Smartphones have taken over our lives in all aspects, but if this is anything to go by, mobile devices and other smart gadgets will continue to grow in prominence year after year after year. Internet of Things, video, and mobile internet use are expected to increase even more in popularity.
IoT devices are set to overtake mobile in the connected devices category by 2018. The IoT space may maintain a hefty compound annual growth between 2015 and 2021. Part of this growth has to do with the introduction of 5G networks, which are expected to launch at some point in 2020.
That doesn’t mean that mobile is to be ignored. Video is set to play an increasingly important role in our mobile lives. Ericsson forecasts that by 2021, video will account for as much as 70 percent of mobile traffic. It's not surprising, especially since the emphasis being placed on video by mobile carriers and internet service providers. T-Mobile, for example, offer unlimited video streaming on select services to its mobile network subscribers.
Video watching on smartphones went up a huge 127 percent between 2014 and 2015 — and interestingly, there was also a 50-percent decline in television watching among teens. People in the 30-35 age range spend four more hours on average watching TV than do teens, something that has remained true since 2011.
The video services are people watching are YouTube leading the pack, accounting for between 50 and 70 percent of video traffic.
There are different types of video content out there, and the size of devices has an impact on the types of videos being watched.
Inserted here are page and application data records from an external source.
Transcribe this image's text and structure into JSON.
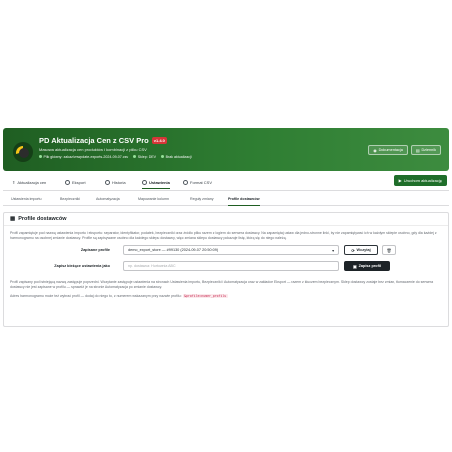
{
  "header": {
    "title": "PD Aktualizacja Cen z CSV Pro",
    "version": "v1.4.0",
    "subtitle": "Masowa aktualizacja cen produktów i kombinacji z pliku CSV",
    "meta": [
      "Plik główny: zakaz/vnwpdate-exports-2024-09-07.csv",
      "Sklep: DEV",
      "Brak aktualizacji"
    ],
    "buttons": [
      "Dokumentacja",
      "Dziennik"
    ]
  },
  "main_tabs": [
    {
      "label": "Aktualizacja cen",
      "icon": "upload-icon"
    },
    {
      "label": "Eksport",
      "icon": "export-icon"
    },
    {
      "label": "Historia",
      "icon": "history-icon"
    },
    {
      "label": "Ustawienia",
      "icon": "settings-icon",
      "active": true
    },
    {
      "label": "Format CSV",
      "icon": "help-icon"
    }
  ],
  "run_button": "Uruchom aktualizację",
  "sub_tabs": [
    {
      "label": "Ustawienia importu"
    },
    {
      "label": "Bezpieczniki"
    },
    {
      "label": "Automatyzacja"
    },
    {
      "label": "Mapowanie kolumn"
    },
    {
      "label": "Reguły zmiany"
    },
    {
      "label": "Profile dostawców",
      "active": true
    }
  ],
  "panel": {
    "title": "Profile dostawców",
    "intro": "Profil zapamiętuje pod nazwą ustawienia importu i eksportu: separator, identyfikator, podatek, bezpieczniki oraz źródło pliku razem z logiem do serwera dostawcy. Na zapamiętaj ustaw dla jedno-stronne linki, by nie zapamiętywać ich w każdym sklepie osobno, gdy dla każdej z harmonogramu na osobnej zmianie dostawcy. Profile są zapisywane osobno dla każdego sklepu dostawcy, więc zmiana sklepu dostawcy pokazuje listę, którą się do niego należą.",
    "saved_label": "Zapisane profile",
    "saved_value": "demo_export_store — #99130 (2024-09-07 20:50:09)",
    "load_button": "Wczytaj",
    "save_as_label": "Zapisz bieżące ustawienia jako",
    "save_as_placeholder": "np. dostawca: Hurtownia ABC",
    "save_button": "Zapisz profil",
    "note1": "Profil zapisany pod istniejącą nazwą zastępuje poprzedni. Wczytanie zastępuje ustawienia na stronach Ustawienia importu, Bezpieczniki i Automatyzacja oraz w zakładce Eksport — razem z kluczem bezpiecznym. Sklep dostawcy zostaje bez zmian, tłumaczenie do serwera dostawcy nie jest zapisane w profilu — sprawdź je na stronie Automatyzacja po zmianie dostawcy.",
    "note2_pre": "Adres harmonogramu może też wybrać profil — dodaj do niego to, z numerem wskazanym przy nazwie profilu:",
    "note2_code": "&profile=numer_profilu"
  }
}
Tablets, for example, are generally used for watching longer videos, while both tablets and smartphones are used equally for watching short videos.
While teens tend to use Wi-Fi more often, they’re also more willing to pay to access the internet.
Well they are the ones who get parents to pay for that access.
5G (5th generation mobile networks or 5th generation wireless systems) denotes the proposed next major phase of mobile telecommunications standards beyond the current 4G/IMT-Advanced standards.